We agree that US growth is likely to remain firm over the next 12 months because the economy has a lot of momentum behind it right now. But the reflationary window is likely to start to close as the economy reaches the upper limits of its potential from a supply perspective. Exuberant growth expectations and equity market momentum reflect expectations that tax and regulatory reform will reinvigorate the economy’s longer-term growth potential, via increased spending leading to higher productivity growth. We think the dysfunction in Washington portends a long, protracted debate on tax policy and infrastructure spending, such that the impact on growth is a story for 2018, not 2017. But once again, markets are forward looking. A positive shock to aggregate demand from looser fiscal policy applied to an economy already operating near capacity would translate into higher inflation rather than increased output. This dynamic would drive up real interest rates and reduce spending on rate-sensitive goods such as consumer durables, housing, and business equipment.
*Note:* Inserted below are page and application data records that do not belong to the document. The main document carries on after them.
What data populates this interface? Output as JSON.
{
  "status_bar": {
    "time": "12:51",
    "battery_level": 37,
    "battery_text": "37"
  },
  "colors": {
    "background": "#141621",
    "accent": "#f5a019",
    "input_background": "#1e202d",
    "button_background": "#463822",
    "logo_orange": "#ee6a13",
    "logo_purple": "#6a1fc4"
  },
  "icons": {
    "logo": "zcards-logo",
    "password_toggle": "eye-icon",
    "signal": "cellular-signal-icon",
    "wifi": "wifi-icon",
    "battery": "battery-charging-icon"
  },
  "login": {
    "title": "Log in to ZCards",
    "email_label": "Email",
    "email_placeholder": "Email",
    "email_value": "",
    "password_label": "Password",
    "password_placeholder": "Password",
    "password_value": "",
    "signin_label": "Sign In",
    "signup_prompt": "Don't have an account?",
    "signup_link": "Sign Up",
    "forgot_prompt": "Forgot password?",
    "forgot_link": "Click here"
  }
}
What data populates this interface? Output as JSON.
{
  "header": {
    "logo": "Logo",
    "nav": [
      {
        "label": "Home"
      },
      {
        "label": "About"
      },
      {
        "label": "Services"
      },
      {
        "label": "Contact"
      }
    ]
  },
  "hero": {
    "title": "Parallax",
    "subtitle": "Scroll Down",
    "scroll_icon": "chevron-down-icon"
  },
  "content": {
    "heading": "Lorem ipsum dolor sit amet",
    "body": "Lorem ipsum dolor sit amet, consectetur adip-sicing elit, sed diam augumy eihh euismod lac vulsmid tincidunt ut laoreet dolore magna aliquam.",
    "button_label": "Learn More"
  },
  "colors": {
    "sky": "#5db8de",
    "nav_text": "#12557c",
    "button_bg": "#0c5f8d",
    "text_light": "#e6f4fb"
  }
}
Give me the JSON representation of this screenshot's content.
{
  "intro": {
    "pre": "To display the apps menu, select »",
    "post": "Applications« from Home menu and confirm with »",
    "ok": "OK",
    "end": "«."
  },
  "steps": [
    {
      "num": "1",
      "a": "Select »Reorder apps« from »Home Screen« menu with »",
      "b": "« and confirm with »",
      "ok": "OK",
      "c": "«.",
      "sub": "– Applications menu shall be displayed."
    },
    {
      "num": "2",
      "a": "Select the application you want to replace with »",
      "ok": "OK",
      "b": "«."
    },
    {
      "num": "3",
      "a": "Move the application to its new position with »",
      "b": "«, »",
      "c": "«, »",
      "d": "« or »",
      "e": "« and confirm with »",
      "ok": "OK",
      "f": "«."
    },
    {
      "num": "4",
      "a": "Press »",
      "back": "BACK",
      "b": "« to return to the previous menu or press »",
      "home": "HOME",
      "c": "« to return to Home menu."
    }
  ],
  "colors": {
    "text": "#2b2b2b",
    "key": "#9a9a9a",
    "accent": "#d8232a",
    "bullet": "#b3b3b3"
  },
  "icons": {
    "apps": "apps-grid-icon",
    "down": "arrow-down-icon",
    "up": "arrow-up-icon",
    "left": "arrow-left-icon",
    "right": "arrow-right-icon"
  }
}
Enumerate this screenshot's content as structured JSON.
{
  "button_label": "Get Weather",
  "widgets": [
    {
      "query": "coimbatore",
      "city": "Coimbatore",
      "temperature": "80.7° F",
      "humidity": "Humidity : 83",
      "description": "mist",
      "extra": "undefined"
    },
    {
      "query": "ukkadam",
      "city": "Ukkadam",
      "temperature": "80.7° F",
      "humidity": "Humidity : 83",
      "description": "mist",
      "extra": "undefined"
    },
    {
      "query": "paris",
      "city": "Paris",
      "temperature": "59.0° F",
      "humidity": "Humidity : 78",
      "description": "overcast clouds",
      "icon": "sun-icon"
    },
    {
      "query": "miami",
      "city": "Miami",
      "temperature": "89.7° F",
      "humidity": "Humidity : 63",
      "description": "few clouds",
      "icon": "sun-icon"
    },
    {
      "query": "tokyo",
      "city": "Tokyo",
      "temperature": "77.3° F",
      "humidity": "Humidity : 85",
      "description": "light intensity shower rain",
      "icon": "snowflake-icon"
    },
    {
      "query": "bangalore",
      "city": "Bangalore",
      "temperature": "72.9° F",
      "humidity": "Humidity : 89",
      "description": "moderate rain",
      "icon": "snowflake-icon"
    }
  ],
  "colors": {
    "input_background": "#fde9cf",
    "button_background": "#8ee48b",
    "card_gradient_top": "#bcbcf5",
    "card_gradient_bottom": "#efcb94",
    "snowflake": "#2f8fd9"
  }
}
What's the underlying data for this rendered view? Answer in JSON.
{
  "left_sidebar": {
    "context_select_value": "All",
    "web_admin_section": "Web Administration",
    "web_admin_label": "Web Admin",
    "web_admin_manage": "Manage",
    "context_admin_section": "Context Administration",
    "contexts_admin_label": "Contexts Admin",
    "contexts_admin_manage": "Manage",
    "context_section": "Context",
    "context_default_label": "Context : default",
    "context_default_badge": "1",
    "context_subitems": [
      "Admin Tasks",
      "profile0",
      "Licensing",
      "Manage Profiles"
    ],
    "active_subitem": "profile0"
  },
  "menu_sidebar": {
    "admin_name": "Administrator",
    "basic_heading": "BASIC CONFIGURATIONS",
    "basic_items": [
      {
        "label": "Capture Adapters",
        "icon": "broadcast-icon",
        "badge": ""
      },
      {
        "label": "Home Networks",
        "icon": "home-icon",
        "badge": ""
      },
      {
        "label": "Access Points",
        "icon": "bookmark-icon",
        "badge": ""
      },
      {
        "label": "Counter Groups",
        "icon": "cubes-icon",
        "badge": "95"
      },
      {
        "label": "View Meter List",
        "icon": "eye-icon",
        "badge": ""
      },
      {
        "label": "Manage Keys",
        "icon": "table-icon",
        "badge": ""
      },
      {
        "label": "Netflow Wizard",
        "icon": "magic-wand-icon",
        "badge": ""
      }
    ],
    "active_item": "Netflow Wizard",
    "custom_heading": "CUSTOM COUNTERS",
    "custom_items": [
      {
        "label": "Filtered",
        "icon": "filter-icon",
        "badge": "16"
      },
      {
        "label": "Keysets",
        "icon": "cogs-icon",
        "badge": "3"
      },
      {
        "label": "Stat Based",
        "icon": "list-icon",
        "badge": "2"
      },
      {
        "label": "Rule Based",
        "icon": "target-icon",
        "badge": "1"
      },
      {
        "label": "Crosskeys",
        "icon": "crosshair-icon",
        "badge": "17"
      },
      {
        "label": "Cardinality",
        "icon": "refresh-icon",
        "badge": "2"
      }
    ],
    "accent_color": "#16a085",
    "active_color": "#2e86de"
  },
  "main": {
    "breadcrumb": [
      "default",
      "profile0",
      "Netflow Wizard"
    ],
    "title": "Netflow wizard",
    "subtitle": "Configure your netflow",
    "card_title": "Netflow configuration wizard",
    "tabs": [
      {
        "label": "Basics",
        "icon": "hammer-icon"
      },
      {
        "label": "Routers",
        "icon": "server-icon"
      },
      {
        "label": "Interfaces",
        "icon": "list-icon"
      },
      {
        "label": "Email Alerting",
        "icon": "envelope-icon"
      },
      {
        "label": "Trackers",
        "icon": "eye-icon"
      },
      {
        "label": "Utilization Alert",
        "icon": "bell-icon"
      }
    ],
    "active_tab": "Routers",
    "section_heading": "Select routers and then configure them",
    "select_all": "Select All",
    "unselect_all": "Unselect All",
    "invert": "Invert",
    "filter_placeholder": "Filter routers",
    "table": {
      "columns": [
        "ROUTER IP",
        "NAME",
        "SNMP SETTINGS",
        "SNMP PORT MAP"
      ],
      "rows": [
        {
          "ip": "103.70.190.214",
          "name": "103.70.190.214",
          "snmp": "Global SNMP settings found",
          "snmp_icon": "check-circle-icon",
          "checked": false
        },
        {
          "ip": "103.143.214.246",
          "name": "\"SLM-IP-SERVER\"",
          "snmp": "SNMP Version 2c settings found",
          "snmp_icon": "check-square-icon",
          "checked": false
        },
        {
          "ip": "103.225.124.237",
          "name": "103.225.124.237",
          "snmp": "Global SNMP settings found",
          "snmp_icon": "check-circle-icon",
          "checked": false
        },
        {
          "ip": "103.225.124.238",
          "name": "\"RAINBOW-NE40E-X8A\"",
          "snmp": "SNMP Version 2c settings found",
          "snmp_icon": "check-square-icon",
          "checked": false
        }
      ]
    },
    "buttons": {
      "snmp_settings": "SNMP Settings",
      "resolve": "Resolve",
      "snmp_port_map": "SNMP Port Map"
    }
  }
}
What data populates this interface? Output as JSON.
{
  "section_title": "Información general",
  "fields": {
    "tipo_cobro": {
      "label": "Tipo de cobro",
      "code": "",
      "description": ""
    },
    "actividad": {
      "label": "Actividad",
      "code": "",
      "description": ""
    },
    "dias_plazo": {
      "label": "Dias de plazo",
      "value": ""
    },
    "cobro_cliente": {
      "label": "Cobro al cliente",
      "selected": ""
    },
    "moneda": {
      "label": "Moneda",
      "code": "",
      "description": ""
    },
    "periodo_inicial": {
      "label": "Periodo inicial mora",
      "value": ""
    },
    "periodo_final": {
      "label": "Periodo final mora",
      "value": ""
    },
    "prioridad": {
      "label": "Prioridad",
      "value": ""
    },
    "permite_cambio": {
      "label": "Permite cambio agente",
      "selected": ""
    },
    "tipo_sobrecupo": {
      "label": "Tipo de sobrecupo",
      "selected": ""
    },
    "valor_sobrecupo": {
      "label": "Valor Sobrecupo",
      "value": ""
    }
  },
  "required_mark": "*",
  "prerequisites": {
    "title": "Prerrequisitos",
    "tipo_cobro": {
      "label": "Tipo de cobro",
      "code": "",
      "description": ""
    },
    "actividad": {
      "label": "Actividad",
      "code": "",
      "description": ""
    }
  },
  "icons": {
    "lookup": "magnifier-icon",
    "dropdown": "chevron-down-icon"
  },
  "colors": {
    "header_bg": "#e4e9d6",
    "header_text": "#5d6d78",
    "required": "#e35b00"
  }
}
In addition, higher interest rates will cause the dollar to strengthen, crowding out the pro-growth pulse of fiscal stimulus. Fiscal multipliers are much smaller when an economy is close to full employment.
But the global profit recovery is real, for the coming few quarters at least, supporting our cyclically bullish stance on global equities through the coming 12 months.
The dollar remains in a cyclical bull market. The recent pause in its advance has not keyed off a reversal in the 2 year real rate differential between the US and its trading partners, which continues to expand. More likely the ‘weak dollar’ rhetoric from the Trump administration, consolidation of crowded long dollar positioning, and the benign pulse of the average hourly earnings read in the latest US employment report have cooled sentiment, temporarily at least. We assign low odds to another Plaza-Accord type coordinated agreement. History suggests that currency intervention only works when it is consistent with underlying macroeconomic fundamentals. With the Fed signaling a tightening bias which America’s trading partners’ economies don’t currently justify, a globally coordinated pact to weaken the US dollar would lack market credibility. With respect to the value of the US dollar, President Trump cannot suck and whistle at the same time.
The risk-adjusted value proposition in US equities has deteriorated, but over a 12-month horizon, moderately above trend growth, benign inflation, and a still relatively accommodative Fed will prolong the cyclical equity bull market. One way to indemnify an equity portfolio against a near-term pullback would be to reduce exposure to the sectors that have overpaid for dividends from business-friendly policy changes, namely deep cyclicals, and industrials. Conversely, the outperformance of developed economy growth relative to emerging economies suggests that defensive sectors will enjoy a revival if EM growth remains relatively lackluster and the dollar remains well bid.
As for credit markets, we continue to expect the economy to track towards the Fed’s dual employment and price stability mandate over the course of 2017. There is still 30-40 bps of upside in breakeven inflation yields before that threshold is reached, leaving scope for TIPS to outperform nominal Treasuries, and the yield curve to steepen via a rise in longer-dated yields. There is no immediate urgency for the Fed to tighten in March, but we still see scope for three rate hikes in this calendar year, more than markets discount. We place high odds on the 10-year US Treasury yielding more than the current 12-month forward rate of 2.77% in a year’s time.